##### RECORDS PROVIDED #####

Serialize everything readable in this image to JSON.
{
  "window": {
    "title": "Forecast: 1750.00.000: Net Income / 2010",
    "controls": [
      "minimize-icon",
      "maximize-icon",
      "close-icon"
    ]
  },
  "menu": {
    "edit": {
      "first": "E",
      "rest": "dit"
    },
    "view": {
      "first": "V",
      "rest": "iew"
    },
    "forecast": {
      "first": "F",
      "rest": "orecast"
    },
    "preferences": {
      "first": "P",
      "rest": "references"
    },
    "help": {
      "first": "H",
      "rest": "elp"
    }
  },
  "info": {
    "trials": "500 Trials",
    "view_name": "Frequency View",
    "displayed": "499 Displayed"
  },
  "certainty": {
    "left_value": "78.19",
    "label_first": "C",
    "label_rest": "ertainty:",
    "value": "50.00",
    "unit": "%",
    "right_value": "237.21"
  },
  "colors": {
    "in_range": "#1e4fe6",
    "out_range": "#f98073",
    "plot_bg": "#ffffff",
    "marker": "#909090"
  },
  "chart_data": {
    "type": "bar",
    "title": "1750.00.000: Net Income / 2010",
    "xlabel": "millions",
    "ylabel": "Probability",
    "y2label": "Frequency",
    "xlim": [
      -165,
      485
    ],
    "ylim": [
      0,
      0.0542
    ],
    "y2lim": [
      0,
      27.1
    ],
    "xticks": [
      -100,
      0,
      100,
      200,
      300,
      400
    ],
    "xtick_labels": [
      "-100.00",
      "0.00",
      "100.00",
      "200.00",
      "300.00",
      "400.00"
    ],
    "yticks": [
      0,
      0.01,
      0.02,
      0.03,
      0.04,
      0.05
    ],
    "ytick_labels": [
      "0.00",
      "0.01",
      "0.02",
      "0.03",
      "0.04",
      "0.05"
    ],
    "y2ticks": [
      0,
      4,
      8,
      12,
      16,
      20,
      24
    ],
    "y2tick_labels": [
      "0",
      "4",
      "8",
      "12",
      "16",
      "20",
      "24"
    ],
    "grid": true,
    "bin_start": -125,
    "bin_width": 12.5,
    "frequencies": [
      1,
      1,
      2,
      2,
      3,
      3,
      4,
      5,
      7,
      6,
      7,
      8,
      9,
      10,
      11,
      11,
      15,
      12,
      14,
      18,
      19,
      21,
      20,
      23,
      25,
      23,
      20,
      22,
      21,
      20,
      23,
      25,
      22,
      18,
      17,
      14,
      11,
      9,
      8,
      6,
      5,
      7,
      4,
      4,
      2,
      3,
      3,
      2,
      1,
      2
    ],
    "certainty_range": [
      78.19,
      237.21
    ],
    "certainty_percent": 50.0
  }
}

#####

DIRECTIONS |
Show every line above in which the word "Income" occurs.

ANSWER BOX |
    "title": "Forecast: 1750.00.000: Net Income / 2010",
    "title": "1750.00.000: Net Income / 2010",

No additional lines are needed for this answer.